### Work task
Skip the images; return every entry exactly.

### The input

########

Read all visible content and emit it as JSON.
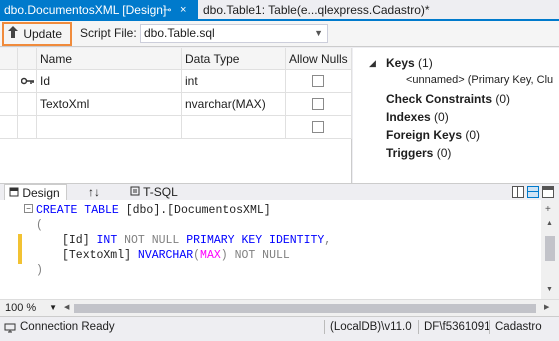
{
  "tabs": {
    "active": {
      "label": "dbo.DocumentosXML [Design]",
      "pin": "⊸",
      "close": "×"
    },
    "inactive": {
      "label": "dbo.Table1: Table(e...qlexpress.Cadastro)*"
    }
  },
  "toolbar": {
    "update_label": "Update",
    "script_file_label": "Script File:",
    "script_file_value": "dbo.Table.sql"
  },
  "grid": {
    "headers": [
      "Name",
      "Data Type",
      "Allow Nulls"
    ],
    "rows": [
      {
        "name": "Id",
        "type": "int",
        "allow_nulls": false,
        "key": true
      },
      {
        "name": "TextoXml",
        "type": "nvarchar(MAX)",
        "allow_nulls": false,
        "key": false
      },
      {
        "name": "",
        "type": "",
        "allow_nulls": false,
        "key": false
      }
    ]
  },
  "side_panel": {
    "keys": {
      "label": "Keys",
      "count": "(1)"
    },
    "keys_item": "<unnamed>  (Primary Key, Clu",
    "check_constraints": {
      "label": "Check Constraints",
      "count": "(0)"
    },
    "indexes": {
      "label": "Indexes",
      "count": "(0)"
    },
    "foreign_keys": {
      "label": "Foreign Keys",
      "count": "(0)"
    },
    "triggers": {
      "label": "Triggers",
      "count": "(0)"
    }
  },
  "pane_tabs": {
    "design": "Design",
    "swap": "↑↓",
    "tsql": "T-SQL"
  },
  "code": {
    "l1_kw": "CREATE TABLE",
    "l1_rest": " [dbo].[DocumentosXML]",
    "l2": "(",
    "l3_col": "[Id]",
    "l3_int": " INT",
    "l3_notnull": " NOT NULL",
    "l3_pk": " PRIMARY KEY IDENTITY",
    "l3_comma": ",",
    "l4_col": "[TextoXml]",
    "l4_type": " NVARCHAR",
    "l4_open": "(",
    "l4_max": "MAX",
    "l4_close": ")",
    "l4_notnull": " NOT NULL",
    "l5": ")"
  },
  "zoom": "100 %",
  "status": {
    "connection": "Connection Ready",
    "server": "(LocalDB)\\v11.0",
    "user": "DF\\f5361091",
    "database": "Cadastro"
  },
  "colors": {
    "accent": "#007acc",
    "highlight": "#f08b3c",
    "change_marker": "#f2c232"
  }
}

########

### Result of this exercise
Read all visible content and emit it as JSON.
{
  "tabs": {
    "active": {
      "label": "dbo.DocumentosXML [Design]",
      "pin": "⊸",
      "close": "×"
    },
    "inactive": {
      "label": "dbo.Table1: Table(e...qlexpress.Cadastro)*"
    }
  },
  "toolbar": {
    "update_label": "Update",
    "script_file_label": "Script File:",
    "script_file_value": "dbo.Table.sql"
  },
  "grid": {
    "headers": [
      "Name",
      "Data Type",
      "Allow Nulls"
    ],
    "rows": [
      {
        "name": "Id",
        "type": "int",
        "allow_nulls": false,
        "key": true
      },
      {
        "name": "TextoXml",
        "type": "nvarchar(MAX)",
        "allow_nulls": false,
        "key": false
      },
      {
        "name": "",
        "type": "",
        "allow_nulls": false,
        "key": false
      }
    ]
  },
  "side_panel": {
    "keys": {
      "label": "Keys",
      "count": "(1)"
    },
    "keys_item": "<unnamed>  (Primary Key, Clu",
    "check_constraints": {
      "label": "Check Constraints",
      "count": "(0)"
    },
    "indexes": {
      "label": "Indexes",
      "count": "(0)"
    },
    "foreign_keys": {
      "label": "Foreign Keys",
      "count": "(0)"
    },
    "triggers": {
      "label": "Triggers",
      "count": "(0)"
    }
  },
  "pane_tabs": {
    "design": "Design",
    "swap": "↑↓",
    "tsql": "T-SQL"
  },
  "code": {
    "l1_kw": "CREATE TABLE",
    "l1_rest": " [dbo].[DocumentosXML]",
    "l2": "(",
    "l3_col": "[Id]",
    "l3_int": " INT",
    "l3_notnull": " NOT NULL",
    "l3_pk": " PRIMARY KEY IDENTITY",
    "l3_comma": ",",
    "l4_col": "[TextoXml]",
    "l4_type": " NVARCHAR",
    "l4_open": "(",
    "l4_max": "MAX",
    "l4_close": ")",
    "l4_notnull": " NOT NULL",
    "l5": ")"
  },
  "zoom": "100 %",
  "status": {
    "connection": "Connection Ready",
    "server": "(LocalDB)\\v11.0",
    "user": "DF\\f5361091",
    "database": "Cadastro"
  },
  "colors": {
    "accent": "#007acc",
    "highlight": "#f08b3c",
    "change_marker": "#f2c232"
  }
}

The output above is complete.